Work order — Each entry should be repeated exactly. Its pictures should not be.

Material for the task —
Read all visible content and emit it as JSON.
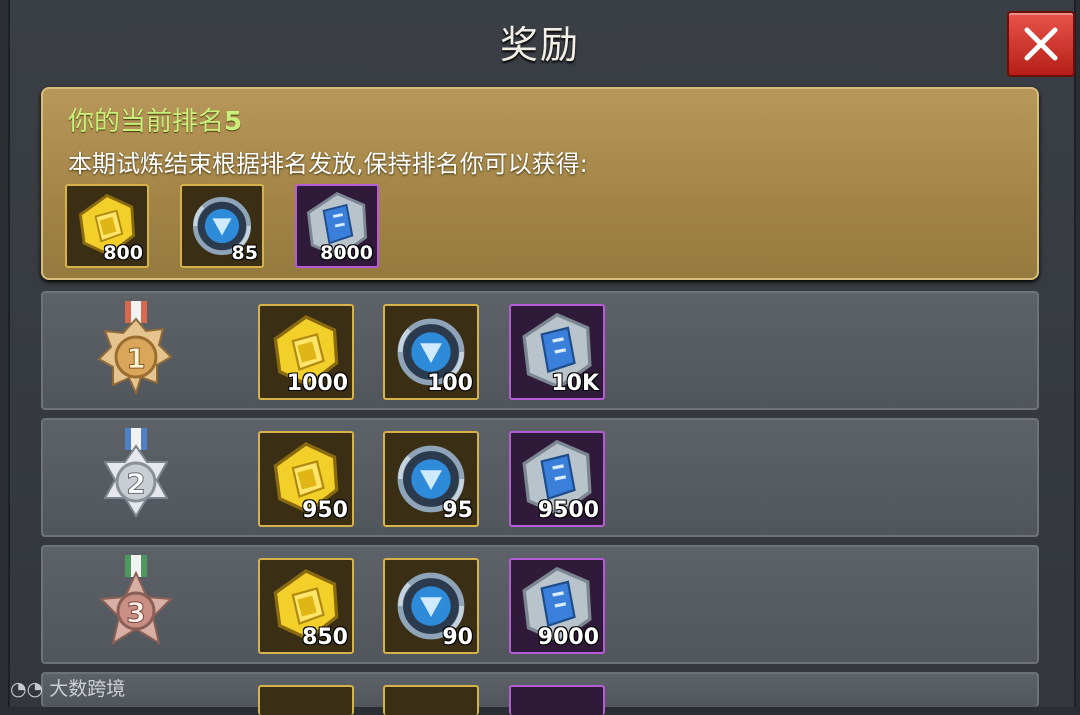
{
  "title": "奖励",
  "rank_box": {
    "label": "你的当前排名",
    "rank": "5",
    "description": "本期试炼结束根据排名发放,保持排名你可以获得:",
    "rewards": [
      {
        "icon": "gold-bar-icon",
        "amount": "800"
      },
      {
        "icon": "crystal-core-icon",
        "amount": "85"
      },
      {
        "icon": "blue-scroll-icon",
        "amount": "8000"
      }
    ]
  },
  "rank_rows": [
    {
      "medal": "1",
      "medal_icon": "gold-medal-icon",
      "rewards": [
        {
          "icon": "gold-bar-icon",
          "amount": "1000"
        },
        {
          "icon": "crystal-core-icon",
          "amount": "100"
        },
        {
          "icon": "blue-scroll-icon",
          "amount": "10K"
        }
      ]
    },
    {
      "medal": "2",
      "medal_icon": "silver-medal-icon",
      "rewards": [
        {
          "icon": "gold-bar-icon",
          "amount": "950"
        },
        {
          "icon": "crystal-core-icon",
          "amount": "95"
        },
        {
          "icon": "blue-scroll-icon",
          "amount": "9500"
        }
      ]
    },
    {
      "medal": "3",
      "medal_icon": "bronze-medal-icon",
      "rewards": [
        {
          "icon": "gold-bar-icon",
          "amount": "850"
        },
        {
          "icon": "crystal-core-icon",
          "amount": "90"
        },
        {
          "icon": "blue-scroll-icon",
          "amount": "9000"
        }
      ]
    }
  ],
  "watermark": "大数跨境",
  "colors": {
    "accent_green": "#c8f07a",
    "gold_border": "#d6b24a",
    "purple_border": "#b65bd6",
    "close_red": "#d63a30"
  }
}
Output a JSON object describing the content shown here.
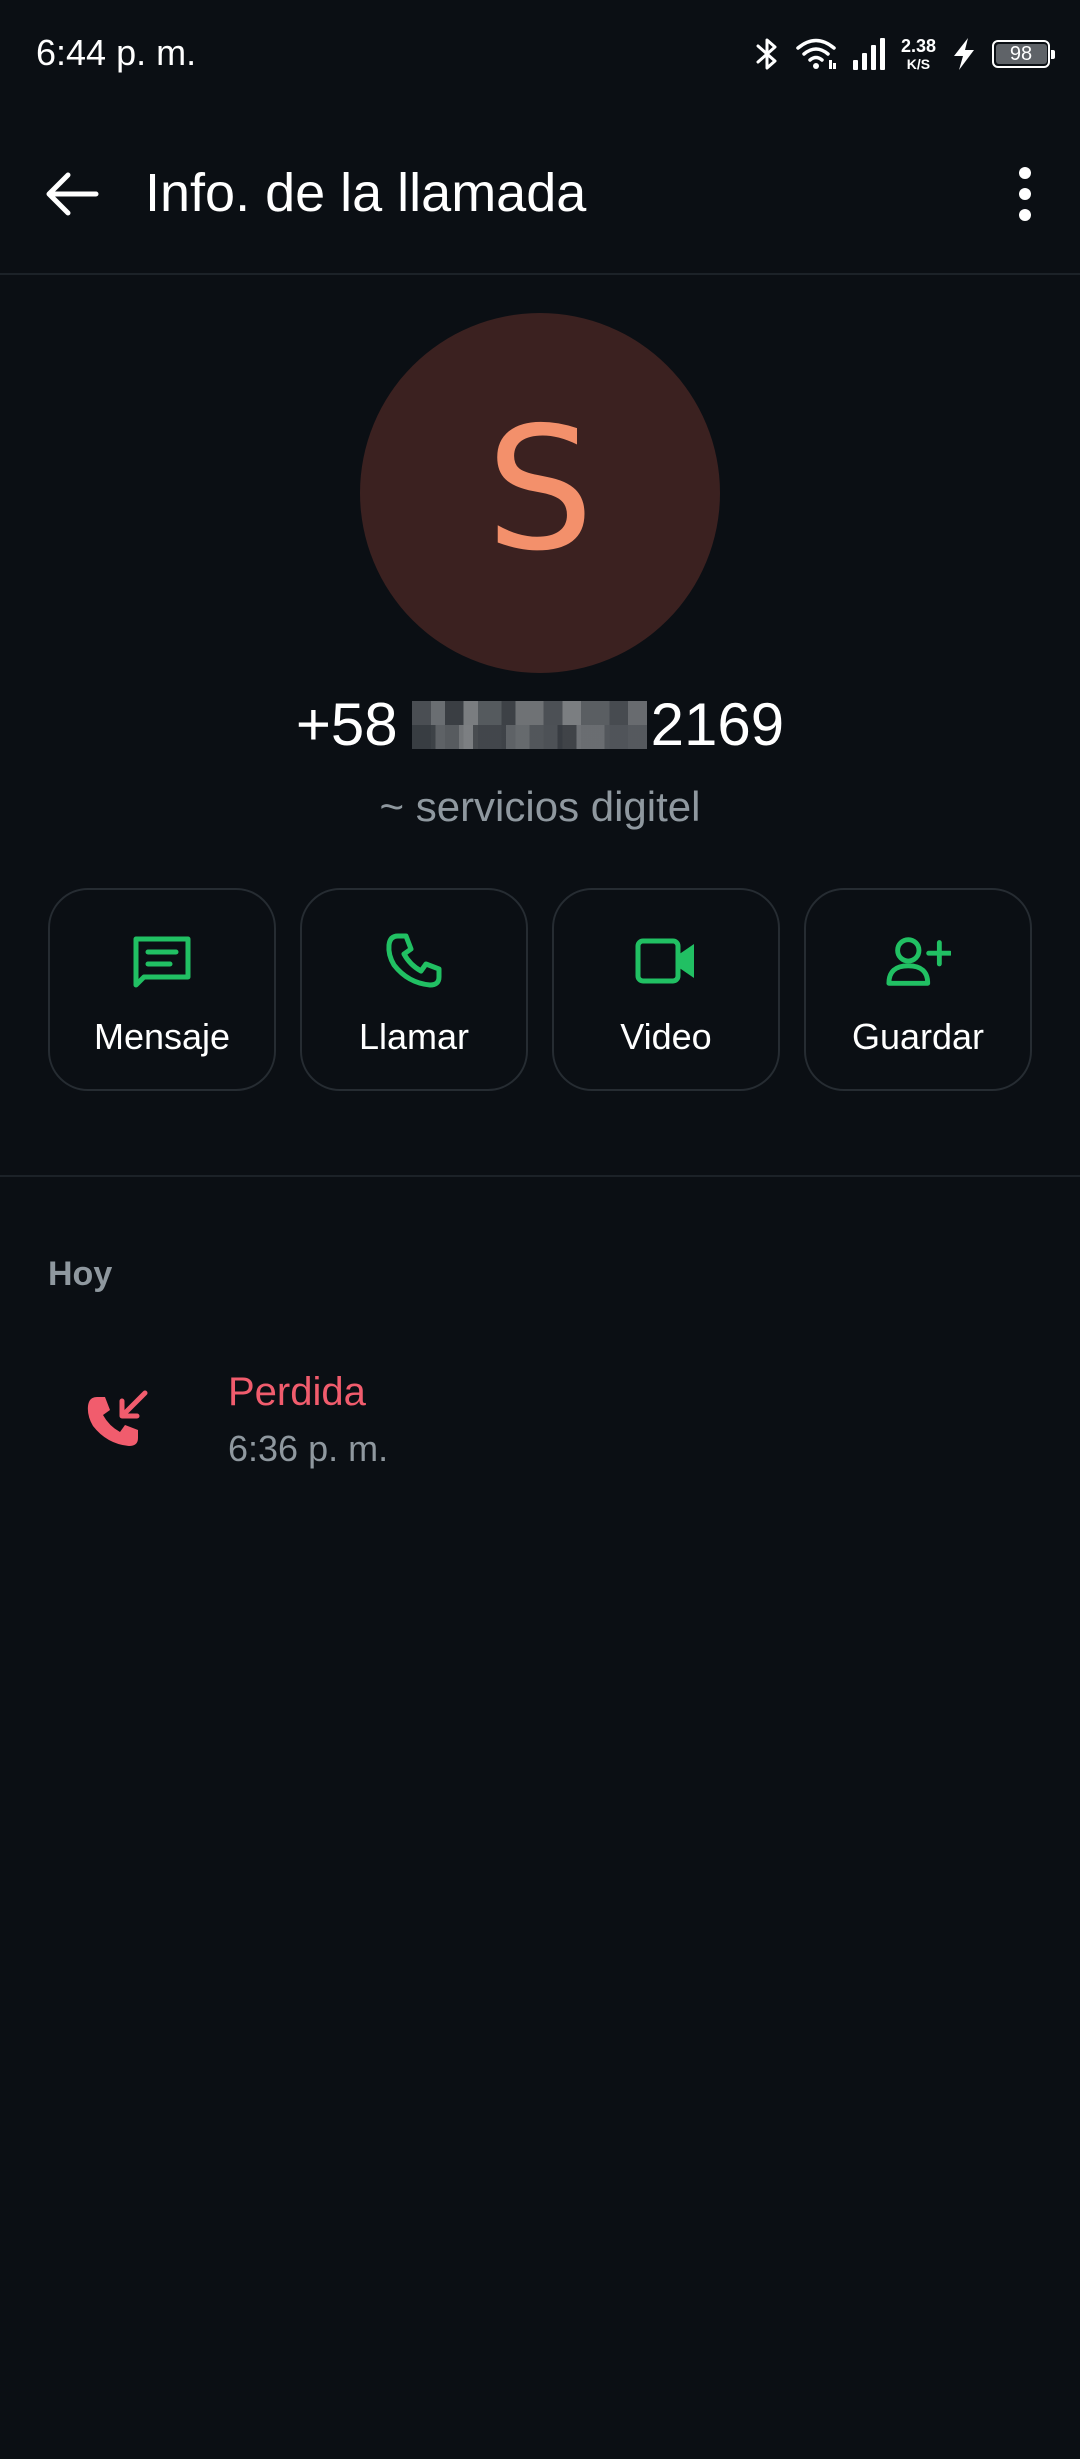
{
  "status_bar": {
    "time": "6:44 p. m.",
    "net_speed_value": "2.38",
    "net_speed_unit": "K/S",
    "battery_level": "98",
    "icons": [
      "bluetooth-icon",
      "wifi-icon",
      "signal-icon",
      "charging-icon",
      "battery-icon"
    ]
  },
  "app_bar": {
    "title": "Info. de la llamada",
    "back_icon": "arrow-left-icon",
    "menu_icon": "more-vertical-icon"
  },
  "contact": {
    "avatar_letter": "S",
    "phone_prefix": "+58",
    "phone_suffix": "2169",
    "subtitle": "~ servicios digitel"
  },
  "actions": [
    {
      "label": "Mensaje",
      "icon": "message-icon"
    },
    {
      "label": "Llamar",
      "icon": "phone-icon"
    },
    {
      "label": "Video",
      "icon": "video-icon"
    },
    {
      "label": "Guardar",
      "icon": "add-contact-icon"
    }
  ],
  "history": {
    "section_title": "Hoy",
    "calls": [
      {
        "status": "Perdida",
        "time": "6:36 p. m.",
        "icon": "missed-call-icon"
      }
    ]
  },
  "colors": {
    "background": "#0b0f14",
    "accent_green": "#21c063",
    "missed_red": "#f15c6d",
    "avatar_bg": "#3b2120",
    "avatar_letter": "#f3906b",
    "secondary_text": "#8f989f"
  }
}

Answer to this problem —
Read all visible content and emit it as JSON.
{
  "title": "奖励",
  "rank_box": {
    "label": "你的当前排名",
    "rank": "5",
    "description": "本期试炼结束根据排名发放,保持排名你可以获得:",
    "rewards": [
      {
        "icon": "gold-bar-icon",
        "amount": "800"
      },
      {
        "icon": "crystal-core-icon",
        "amount": "85"
      },
      {
        "icon": "blue-scroll-icon",
        "amount": "8000"
      }
    ]
  },
  "rank_rows": [
    {
      "medal": "1",
      "medal_icon": "gold-medal-icon",
      "rewards": [
        {
          "icon": "gold-bar-icon",
          "amount": "1000"
        },
        {
          "icon": "crystal-core-icon",
          "amount": "100"
        },
        {
          "icon": "blue-scroll-icon",
          "amount": "10K"
        }
      ]
    },
    {
      "medal": "2",
      "medal_icon": "silver-medal-icon",
      "rewards": [
        {
          "icon": "gold-bar-icon",
          "amount": "950"
        },
        {
          "icon": "crystal-core-icon",
          "amount": "95"
        },
        {
          "icon": "blue-scroll-icon",
          "amount": "9500"
        }
      ]
    },
    {
      "medal": "3",
      "medal_icon": "bronze-medal-icon",
      "rewards": [
        {
          "icon": "gold-bar-icon",
          "amount": "850"
        },
        {
          "icon": "crystal-core-icon",
          "amount": "90"
        },
        {
          "icon": "blue-scroll-icon",
          "amount": "9000"
        }
      ]
    }
  ],
  "watermark": "大数跨境",
  "colors": {
    "accent_green": "#c8f07a",
    "gold_border": "#d6b24a",
    "purple_border": "#b65bd6",
    "close_red": "#d63a30"
  }
}
Output a JSON object describing the content shown here.
{
  "status_bar": {
    "time": "6:44 p. m.",
    "net_speed_value": "2.38",
    "net_speed_unit": "K/S",
    "battery_level": "98",
    "icons": [
      "bluetooth-icon",
      "wifi-icon",
      "signal-icon",
      "charging-icon",
      "battery-icon"
    ]
  },
  "app_bar": {
    "title": "Info. de la llamada",
    "back_icon": "arrow-left-icon",
    "menu_icon": "more-vertical-icon"
  },
  "contact": {
    "avatar_letter": "S",
    "phone_prefix": "+58",
    "phone_suffix": "2169",
    "subtitle": "~ servicios digitel"
  },
  "actions": [
    {
      "label": "Mensaje",
      "icon": "message-icon"
    },
    {
      "label": "Llamar",
      "icon": "phone-icon"
    },
    {
      "label": "Video",
      "icon": "video-icon"
    },
    {
      "label": "Guardar",
      "icon": "add-contact-icon"
    }
  ],
  "history": {
    "section_title": "Hoy",
    "calls": [
      {
        "status": "Perdida",
        "time": "6:36 p. m.",
        "icon": "missed-call-icon"
      }
    ]
  },
  "colors": {
    "background": "#0b0f14",
    "accent_green": "#21c063",
    "missed_red": "#f15c6d",
    "avatar_bg": "#3b2120",
    "avatar_letter": "#f3906b",
    "secondary_text": "#8f989f"
  }
}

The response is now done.